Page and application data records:
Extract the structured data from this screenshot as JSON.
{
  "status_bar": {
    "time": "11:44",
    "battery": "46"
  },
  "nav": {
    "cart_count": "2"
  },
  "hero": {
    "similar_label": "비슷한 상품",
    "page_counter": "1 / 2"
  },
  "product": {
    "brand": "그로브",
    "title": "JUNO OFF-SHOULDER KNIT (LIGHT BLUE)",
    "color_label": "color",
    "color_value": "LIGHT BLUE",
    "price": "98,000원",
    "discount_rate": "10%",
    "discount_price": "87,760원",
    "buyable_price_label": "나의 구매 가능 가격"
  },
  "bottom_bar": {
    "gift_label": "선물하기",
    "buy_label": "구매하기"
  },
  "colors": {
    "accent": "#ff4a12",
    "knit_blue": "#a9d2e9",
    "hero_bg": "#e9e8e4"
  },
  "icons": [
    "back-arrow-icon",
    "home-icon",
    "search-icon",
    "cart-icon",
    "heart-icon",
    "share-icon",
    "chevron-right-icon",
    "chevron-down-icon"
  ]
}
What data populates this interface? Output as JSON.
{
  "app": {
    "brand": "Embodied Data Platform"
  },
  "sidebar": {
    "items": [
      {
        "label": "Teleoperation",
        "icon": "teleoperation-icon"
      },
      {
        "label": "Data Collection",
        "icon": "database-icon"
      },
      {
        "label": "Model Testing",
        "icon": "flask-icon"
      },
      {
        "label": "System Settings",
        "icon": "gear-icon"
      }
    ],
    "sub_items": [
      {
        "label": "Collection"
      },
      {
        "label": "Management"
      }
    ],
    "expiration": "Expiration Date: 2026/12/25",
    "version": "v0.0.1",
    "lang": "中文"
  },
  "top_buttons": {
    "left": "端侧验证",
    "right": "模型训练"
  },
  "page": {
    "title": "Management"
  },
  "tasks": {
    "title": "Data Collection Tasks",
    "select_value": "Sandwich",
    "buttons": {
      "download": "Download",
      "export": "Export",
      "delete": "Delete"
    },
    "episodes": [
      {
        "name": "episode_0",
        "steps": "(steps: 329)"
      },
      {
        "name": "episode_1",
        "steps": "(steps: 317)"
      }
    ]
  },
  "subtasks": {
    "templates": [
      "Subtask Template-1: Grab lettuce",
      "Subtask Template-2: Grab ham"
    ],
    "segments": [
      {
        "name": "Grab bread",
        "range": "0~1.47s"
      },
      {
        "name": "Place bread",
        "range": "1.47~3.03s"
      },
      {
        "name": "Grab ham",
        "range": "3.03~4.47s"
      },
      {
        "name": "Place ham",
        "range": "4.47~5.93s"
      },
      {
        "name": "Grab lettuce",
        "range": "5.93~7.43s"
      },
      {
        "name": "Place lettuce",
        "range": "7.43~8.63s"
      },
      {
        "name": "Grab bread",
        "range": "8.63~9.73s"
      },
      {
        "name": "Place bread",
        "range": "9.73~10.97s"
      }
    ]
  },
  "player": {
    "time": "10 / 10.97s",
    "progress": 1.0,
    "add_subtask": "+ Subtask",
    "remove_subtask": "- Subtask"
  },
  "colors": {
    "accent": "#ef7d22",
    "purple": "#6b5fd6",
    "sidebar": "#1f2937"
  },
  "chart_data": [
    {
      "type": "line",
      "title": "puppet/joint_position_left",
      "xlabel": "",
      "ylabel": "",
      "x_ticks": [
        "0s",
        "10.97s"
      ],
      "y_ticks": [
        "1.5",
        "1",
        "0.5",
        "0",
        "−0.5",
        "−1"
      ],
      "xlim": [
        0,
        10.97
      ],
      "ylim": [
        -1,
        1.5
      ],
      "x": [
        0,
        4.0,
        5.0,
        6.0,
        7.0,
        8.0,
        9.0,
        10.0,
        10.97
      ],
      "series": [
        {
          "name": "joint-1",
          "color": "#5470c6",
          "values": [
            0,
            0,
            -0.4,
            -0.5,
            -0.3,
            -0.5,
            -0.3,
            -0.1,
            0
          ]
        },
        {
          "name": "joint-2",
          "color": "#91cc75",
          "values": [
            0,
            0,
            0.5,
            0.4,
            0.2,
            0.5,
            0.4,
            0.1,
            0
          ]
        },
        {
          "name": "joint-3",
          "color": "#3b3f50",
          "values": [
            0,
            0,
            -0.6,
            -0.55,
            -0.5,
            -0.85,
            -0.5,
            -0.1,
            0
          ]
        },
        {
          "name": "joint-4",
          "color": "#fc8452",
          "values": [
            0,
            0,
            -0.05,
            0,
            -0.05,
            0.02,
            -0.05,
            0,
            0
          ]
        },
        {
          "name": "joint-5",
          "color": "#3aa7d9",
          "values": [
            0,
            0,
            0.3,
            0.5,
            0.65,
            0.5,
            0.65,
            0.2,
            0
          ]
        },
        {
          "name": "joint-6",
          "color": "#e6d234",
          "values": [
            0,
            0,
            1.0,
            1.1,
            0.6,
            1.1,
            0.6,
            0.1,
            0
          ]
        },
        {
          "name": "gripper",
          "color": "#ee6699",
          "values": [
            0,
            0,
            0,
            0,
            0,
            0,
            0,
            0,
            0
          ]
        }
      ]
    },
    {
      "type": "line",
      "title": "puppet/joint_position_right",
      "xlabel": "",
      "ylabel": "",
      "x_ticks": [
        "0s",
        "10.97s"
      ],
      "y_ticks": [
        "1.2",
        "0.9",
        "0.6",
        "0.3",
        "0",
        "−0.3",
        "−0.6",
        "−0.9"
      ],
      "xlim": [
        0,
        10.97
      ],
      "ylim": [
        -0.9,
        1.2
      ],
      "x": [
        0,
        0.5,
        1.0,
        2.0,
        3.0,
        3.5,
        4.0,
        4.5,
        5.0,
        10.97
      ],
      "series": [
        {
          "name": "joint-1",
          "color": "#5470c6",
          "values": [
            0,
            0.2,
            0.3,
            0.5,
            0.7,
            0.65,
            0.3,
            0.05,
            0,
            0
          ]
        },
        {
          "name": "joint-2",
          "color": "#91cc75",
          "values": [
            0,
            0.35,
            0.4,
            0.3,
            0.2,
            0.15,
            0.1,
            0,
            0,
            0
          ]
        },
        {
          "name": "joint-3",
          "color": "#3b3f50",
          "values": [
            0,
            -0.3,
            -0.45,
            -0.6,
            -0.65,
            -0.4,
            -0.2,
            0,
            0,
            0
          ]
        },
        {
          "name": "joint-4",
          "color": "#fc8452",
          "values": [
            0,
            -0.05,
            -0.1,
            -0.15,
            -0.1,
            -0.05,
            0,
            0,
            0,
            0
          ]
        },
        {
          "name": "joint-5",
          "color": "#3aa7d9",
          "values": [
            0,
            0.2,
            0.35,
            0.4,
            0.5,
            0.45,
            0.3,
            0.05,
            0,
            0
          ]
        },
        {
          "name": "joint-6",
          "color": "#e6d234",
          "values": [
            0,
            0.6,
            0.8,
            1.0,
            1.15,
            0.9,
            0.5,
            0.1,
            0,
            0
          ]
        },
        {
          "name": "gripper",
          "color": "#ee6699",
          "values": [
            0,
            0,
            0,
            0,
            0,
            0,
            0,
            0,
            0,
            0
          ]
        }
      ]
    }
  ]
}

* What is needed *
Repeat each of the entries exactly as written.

* Response box *
Extract the structured data from this screenshot as JSON.
{
  "status_bar": {
    "time": "11:44",
    "battery": "46"
  },
  "nav": {
    "cart_count": "2"
  },
  "hero": {
    "similar_label": "비슷한 상품",
    "page_counter": "1 / 2"
  },
  "product": {
    "brand": "그로브",
    "title": "JUNO OFF-SHOULDER KNIT (LIGHT BLUE)",
    "color_label": "color",
    "color_value": "LIGHT BLUE",
    "price": "98,000원",
    "discount_rate": "10%",
    "discount_price": "87,760원",
    "buyable_price_label": "나의 구매 가능 가격"
  },
  "bottom_bar": {
    "gift_label": "선물하기",
    "buy_label": "구매하기"
  },
  "colors": {
    "accent": "#ff4a12",
    "knit_blue": "#a9d2e9",
    "hero_bg": "#e9e8e4"
  },
  "icons": [
    "back-arrow-icon",
    "home-icon",
    "search-icon",
    "cart-icon",
    "heart-icon",
    "share-icon",
    "chevron-right-icon",
    "chevron-down-icon"
  ]
}
What data populates this interface? Output as JSON.
{
  "app": {
    "brand": "Embodied Data Platform"
  },
  "sidebar": {
    "items": [
      {
        "label": "Teleoperation",
        "icon": "teleoperation-icon"
      },
      {
        "label": "Data Collection",
        "icon": "database-icon"
      },
      {
        "label": "Model Testing",
        "icon": "flask-icon"
      },
      {
        "label": "System Settings",
        "icon": "gear-icon"
      }
    ],
    "sub_items": [
      {
        "label": "Collection"
      },
      {
        "label": "Management"
      }
    ],
    "expiration": "Expiration Date: 2026/12/25",
    "version": "v0.0.1",
    "lang": "中文"
  },
  "top_buttons": {
    "left": "端侧验证",
    "right": "模型训练"
  },
  "page": {
    "title": "Management"
  },
  "tasks": {
    "title": "Data Collection Tasks",
    "select_value": "Sandwich",
    "buttons": {
      "download": "Download",
      "export": "Export",
      "delete": "Delete"
    },
    "episodes": [
      {
        "name": "episode_0",
        "steps": "(steps: 329)"
      },
      {
        "name": "episode_1",
        "steps": "(steps: 317)"
      }
    ]
  },
  "subtasks": {
    "templates": [
      "Subtask Template-1: Grab lettuce",
      "Subtask Template-2: Grab ham"
    ],
    "segments": [
      {
        "name": "Grab bread",
        "range": "0~1.47s"
      },
      {
        "name": "Place bread",
        "range": "1.47~3.03s"
      },
      {
        "name": "Grab ham",
        "range": "3.03~4.47s"
      },
      {
        "name": "Place ham",
        "range": "4.47~5.93s"
      },
      {
        "name": "Grab lettuce",
        "range": "5.93~7.43s"
      },
      {
        "name": "Place lettuce",
        "range": "7.43~8.63s"
      },
      {
        "name": "Grab bread",
        "range": "8.63~9.73s"
      },
      {
        "name": "Place bread",
        "range": "9.73~10.97s"
      }
    ]
  },
  "player": {
    "time": "10 / 10.97s",
    "progress": 1.0,
    "add_subtask": "+ Subtask",
    "remove_subtask": "- Subtask"
  },
  "colors": {
    "accent": "#ef7d22",
    "purple": "#6b5fd6",
    "sidebar": "#1f2937"
  },
  "chart_data": [
    {
      "type": "line",
      "title": "puppet/joint_position_left",
      "xlabel": "",
      "ylabel": "",
      "x_ticks": [
        "0s",
        "10.97s"
      ],
      "y_ticks": [
        "1.5",
        "1",
        "0.5",
        "0",
        "−0.5",
        "−1"
      ],
      "xlim": [
        0,
        10.97
      ],
      "ylim": [
        -1,
        1.5
      ],
      "x": [
        0,
        4.0,
        5.0,
        6.0,
        7.0,
        8.0,
        9.0,
        10.0,
        10.97
      ],
      "series": [
        {
          "name": "joint-1",
          "color": "#5470c6",
          "values": [
            0,
            0,
            -0.4,
            -0.5,
            -0.3,
            -0.5,
            -0.3,
            -0.1,
            0
          ]
        },
        {
          "name": "joint-2",
          "color": "#91cc75",
          "values": [
            0,
            0,
            0.5,
            0.4,
            0.2,
            0.5,
            0.4,
            0.1,
            0
          ]
        },
        {
          "name": "joint-3",
          "color": "#3b3f50",
          "values": [
            0,
            0,
            -0.6,
            -0.55,
            -0.5,
            -0.85,
            -0.5,
            -0.1,
            0
          ]
        },
        {
          "name": "joint-4",
          "color": "#fc8452",
          "values": [
            0,
            0,
            -0.05,
            0,
            -0.05,
            0.02,
            -0.05,
            0,
            0
          ]
        },
        {
          "name": "joint-5",
          "color": "#3aa7d9",
          "values": [
            0,
            0,
            0.3,
            0.5,
            0.65,
            0.5,
            0.65,
            0.2,
            0
          ]
        },
        {
          "name": "joint-6",
          "color": "#e6d234",
          "values": [
            0,
            0,
            1.0,
            1.1,
            0.6,
            1.1,
            0.6,
            0.1,
            0
          ]
        },
        {
          "name": "gripper",
          "color": "#ee6699",
          "values": [
            0,
            0,
            0,
            0,
            0,
            0,
            0,
            0,
            0
          ]
        }
      ]
    },
    {
      "type": "line",
      "title": "puppet/joint_position_right",
      "xlabel": "",
      "ylabel": "",
      "x_ticks": [
        "0s",
        "10.97s"
      ],
      "y_ticks": [
        "1.2",
        "0.9",
        "0.6",
        "0.3",
        "0",
        "−0.3",
        "−0.6",
        "−0.9"
      ],
      "xlim": [
        0,
        10.97
      ],
      "ylim": [
        -0.9,
        1.2
      ],
      "x": [
        0,
        0.5,
        1.0,
        2.0,
        3.0,
        3.5,
        4.0,
        4.5,
        5.0,
        10.97
      ],
      "series": [
        {
          "name": "joint-1",
          "color": "#5470c6",
          "values": [
            0,
            0.2,
            0.3,
            0.5,
            0.7,
            0.65,
            0.3,
            0.05,
            0,
            0
          ]
        },
        {
          "name": "joint-2",
          "color": "#91cc75",
          "values": [
            0,
            0.35,
            0.4,
            0.3,
            0.2,
            0.15,
            0.1,
            0,
            0,
            0
          ]
        },
        {
          "name": "joint-3",
          "color": "#3b3f50",
          "values": [
            0,
            -0.3,
            -0.45,
            -0.6,
            -0.65,
            -0.4,
            -0.2,
            0,
            0,
            0
          ]
        },
        {
          "name": "joint-4",
          "color": "#fc8452",
          "values": [
            0,
            -0.05,
            -0.1,
            -0.15,
            -0.1,
            -0.05,
            0,
            0,
            0,
            0
          ]
        },
        {
          "name": "joint-5",
          "color": "#3aa7d9",
          "values": [
            0,
            0.2,
            0.35,
            0.4,
            0.5,
            0.45,
            0.3,
            0.05,
            0,
            0
          ]
        },
        {
          "name": "joint-6",
          "color": "#e6d234",
          "values": [
            0,
            0.6,
            0.8,
            1.0,
            1.15,
            0.9,
            0.5,
            0.1,
            0,
            0
          ]
        },
        {
          "name": "gripper",
          "color": "#ee6699",
          "values": [
            0,
            0,
            0,
            0,
            0,
            0,
            0,
            0,
            0,
            0
          ]
        }
      ]
    }
  ]
}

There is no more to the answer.